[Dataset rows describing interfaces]

——————

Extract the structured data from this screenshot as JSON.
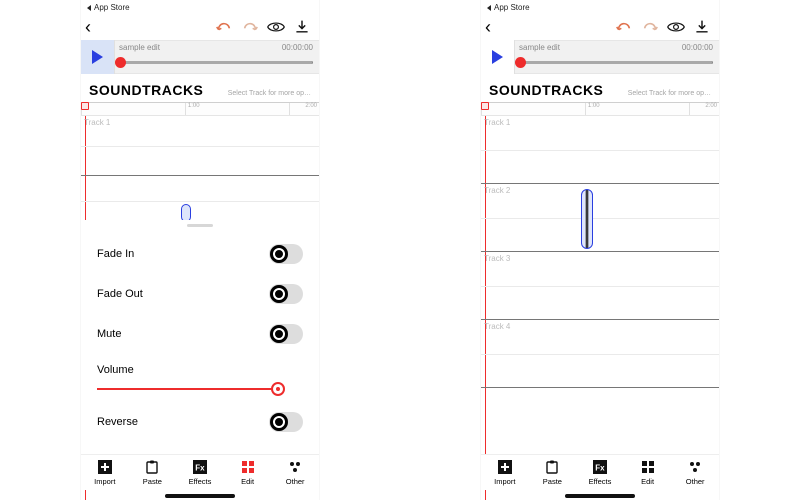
{
  "status": {
    "back_to_app": "App Store"
  },
  "toolbar": {
    "undo": "undo",
    "redo": "redo",
    "preview": "preview",
    "download": "download"
  },
  "transport": {
    "title": "sample edit",
    "time": "00:00:00"
  },
  "section": {
    "title": "SOUNDTRACKS",
    "hint": "Select Track for more op…"
  },
  "ruler": {
    "marks": [
      "",
      "1:00",
      "2:00"
    ]
  },
  "tracks": {
    "t1": "Track 1",
    "t2": "Track 2",
    "t3": "Track 3",
    "t4": "Track 4"
  },
  "sheet": {
    "fade_in": "Fade In",
    "fade_out": "Fade Out",
    "mute": "Mute",
    "volume": "Volume",
    "reverse": "Reverse"
  },
  "tabs": {
    "import": "Import",
    "paste": "Paste",
    "effects": "Effects",
    "edit": "Edit",
    "other": "Other"
  }
}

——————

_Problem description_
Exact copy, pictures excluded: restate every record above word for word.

_Answer space_
Extract the structured data from this screenshot as JSON.
{
  "status": {
    "back_to_app": "App Store"
  },
  "toolbar": {
    "undo": "undo",
    "redo": "redo",
    "preview": "preview",
    "download": "download"
  },
  "transport": {
    "title": "sample edit",
    "time": "00:00:00"
  },
  "section": {
    "title": "SOUNDTRACKS",
    "hint": "Select Track for more op…"
  },
  "ruler": {
    "marks": [
      "",
      "1:00",
      "2:00"
    ]
  },
  "tracks": {
    "t1": "Track 1",
    "t2": "Track 2",
    "t3": "Track 3",
    "t4": "Track 4"
  },
  "sheet": {
    "fade_in": "Fade In",
    "fade_out": "Fade Out",
    "mute": "Mute",
    "volume": "Volume",
    "reverse": "Reverse"
  },
  "tabs": {
    "import": "Import",
    "paste": "Paste",
    "effects": "Effects",
    "edit": "Edit",
    "other": "Other"
  }
}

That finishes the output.